EXCERPTED RECORDS —
--------
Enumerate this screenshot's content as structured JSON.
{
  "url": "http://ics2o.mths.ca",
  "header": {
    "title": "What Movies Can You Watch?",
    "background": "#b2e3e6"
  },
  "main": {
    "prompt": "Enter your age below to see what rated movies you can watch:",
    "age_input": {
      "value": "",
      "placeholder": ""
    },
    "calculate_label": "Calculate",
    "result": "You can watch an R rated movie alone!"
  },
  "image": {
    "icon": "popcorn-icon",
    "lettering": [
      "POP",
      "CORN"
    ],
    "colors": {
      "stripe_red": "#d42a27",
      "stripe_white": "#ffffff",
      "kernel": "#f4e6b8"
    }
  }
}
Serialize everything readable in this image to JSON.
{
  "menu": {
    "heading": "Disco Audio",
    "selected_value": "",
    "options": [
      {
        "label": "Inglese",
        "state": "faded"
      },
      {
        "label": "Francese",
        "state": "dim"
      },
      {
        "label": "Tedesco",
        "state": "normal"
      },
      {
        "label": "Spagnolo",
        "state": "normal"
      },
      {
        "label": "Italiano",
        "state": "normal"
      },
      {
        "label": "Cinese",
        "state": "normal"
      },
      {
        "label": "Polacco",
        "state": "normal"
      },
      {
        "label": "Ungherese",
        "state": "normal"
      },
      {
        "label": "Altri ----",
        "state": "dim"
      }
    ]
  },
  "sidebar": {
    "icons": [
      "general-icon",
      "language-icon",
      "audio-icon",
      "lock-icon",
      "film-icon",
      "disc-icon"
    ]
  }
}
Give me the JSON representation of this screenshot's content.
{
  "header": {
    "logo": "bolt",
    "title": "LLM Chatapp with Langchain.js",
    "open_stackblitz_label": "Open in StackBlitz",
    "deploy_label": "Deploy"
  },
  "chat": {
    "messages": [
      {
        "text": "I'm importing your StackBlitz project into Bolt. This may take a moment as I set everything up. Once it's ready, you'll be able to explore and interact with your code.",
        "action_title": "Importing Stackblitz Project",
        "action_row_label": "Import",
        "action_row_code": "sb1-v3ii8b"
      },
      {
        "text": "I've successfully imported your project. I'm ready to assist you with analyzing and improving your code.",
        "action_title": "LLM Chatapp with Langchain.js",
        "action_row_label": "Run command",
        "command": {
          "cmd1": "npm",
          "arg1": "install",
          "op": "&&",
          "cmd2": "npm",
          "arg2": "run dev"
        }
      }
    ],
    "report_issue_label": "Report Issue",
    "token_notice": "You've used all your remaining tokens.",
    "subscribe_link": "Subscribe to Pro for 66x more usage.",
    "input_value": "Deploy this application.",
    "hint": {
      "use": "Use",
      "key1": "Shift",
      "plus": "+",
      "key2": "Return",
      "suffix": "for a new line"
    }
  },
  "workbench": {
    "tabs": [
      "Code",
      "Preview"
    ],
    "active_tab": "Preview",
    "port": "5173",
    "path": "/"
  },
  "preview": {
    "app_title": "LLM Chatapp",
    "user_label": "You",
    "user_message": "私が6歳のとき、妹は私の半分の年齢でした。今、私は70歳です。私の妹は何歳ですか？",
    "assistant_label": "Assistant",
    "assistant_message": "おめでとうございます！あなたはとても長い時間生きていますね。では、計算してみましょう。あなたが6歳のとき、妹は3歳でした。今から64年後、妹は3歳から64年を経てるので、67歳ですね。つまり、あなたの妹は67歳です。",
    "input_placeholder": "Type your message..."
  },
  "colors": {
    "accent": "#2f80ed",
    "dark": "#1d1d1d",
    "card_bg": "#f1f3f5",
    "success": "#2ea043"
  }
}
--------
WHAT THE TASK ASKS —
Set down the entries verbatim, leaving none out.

RESULT FOR THIS EXERCISE —
Enumerate this screenshot's content as structured JSON.
{
  "url": "http://ics2o.mths.ca",
  "header": {
    "title": "What Movies Can You Watch?",
    "background": "#b2e3e6"
  },
  "main": {
    "prompt": "Enter your age below to see what rated movies you can watch:",
    "age_input": {
      "value": "",
      "placeholder": ""
    },
    "calculate_label": "Calculate",
    "result": "You can watch an R rated movie alone!"
  },
  "image": {
    "icon": "popcorn-icon",
    "lettering": [
      "POP",
      "CORN"
    ],
    "colors": {
      "stripe_red": "#d42a27",
      "stripe_white": "#ffffff",
      "kernel": "#f4e6b8"
    }
  }
}
Serialize everything readable in this image to JSON.
{
  "menu": {
    "heading": "Disco Audio",
    "selected_value": "",
    "options": [
      {
        "label": "Inglese",
        "state": "faded"
      },
      {
        "label": "Francese",
        "state": "dim"
      },
      {
        "label": "Tedesco",
        "state": "normal"
      },
      {
        "label": "Spagnolo",
        "state": "normal"
      },
      {
        "label": "Italiano",
        "state": "normal"
      },
      {
        "label": "Cinese",
        "state": "normal"
      },
      {
        "label": "Polacco",
        "state": "normal"
      },
      {
        "label": "Ungherese",
        "state": "normal"
      },
      {
        "label": "Altri ----",
        "state": "dim"
      }
    ]
  },
  "sidebar": {
    "icons": [
      "general-icon",
      "language-icon",
      "audio-icon",
      "lock-icon",
      "film-icon",
      "disc-icon"
    ]
  }
}
Give me the JSON representation of this screenshot's content.
{
  "header": {
    "logo": "bolt",
    "title": "LLM Chatapp with Langchain.js",
    "open_stackblitz_label": "Open in StackBlitz",
    "deploy_label": "Deploy"
  },
  "chat": {
    "messages": [
      {
        "text": "I'm importing your StackBlitz project into Bolt. This may take a moment as I set everything up. Once it's ready, you'll be able to explore and interact with your code.",
        "action_title": "Importing Stackblitz Project",
        "action_row_label": "Import",
        "action_row_code": "sb1-v3ii8b"
      },
      {
        "text": "I've successfully imported your project. I'm ready to assist you with analyzing and improving your code.",
        "action_title": "LLM Chatapp with Langchain.js",
        "action_row_label": "Run command",
        "command": {
          "cmd1": "npm",
          "arg1": "install",
          "op": "&&",
          "cmd2": "npm",
          "arg2": "run dev"
        }
      }
    ],
    "report_issue_label": "Report Issue",
    "token_notice": "You've used all your remaining tokens.",
    "subscribe_link": "Subscribe to Pro for 66x more usage.",
    "input_value": "Deploy this application.",
    "hint": {
      "use": "Use",
      "key1": "Shift",
      "plus": "+",
      "key2": "Return",
      "suffix": "for a new line"
    }
  },
  "workbench": {
    "tabs": [
      "Code",
      "Preview"
    ],
    "active_tab": "Preview",
    "port": "5173",
    "path": "/"
  },
  "preview": {
    "app_title": "LLM Chatapp",
    "user_label": "You",
    "user_message": "私が6歳のとき、妹は私の半分の年齢でした。今、私は70歳です。私の妹は何歳ですか？",
    "assistant_label": "Assistant",
    "assistant_message": "おめでとうございます！あなたはとても長い時間生きていますね。では、計算してみましょう。あなたが6歳のとき、妹は3歳でした。今から64年後、妹は3歳から64年を経てるので、67歳ですね。つまり、あなたの妹は67歳です。",
    "input_placeholder": "Type your message..."
  },
  "colors": {
    "accent": "#2f80ed",
    "dark": "#1d1d1d",
    "card_bg": "#f1f3f5",
    "success": "#2ea043"
  }
}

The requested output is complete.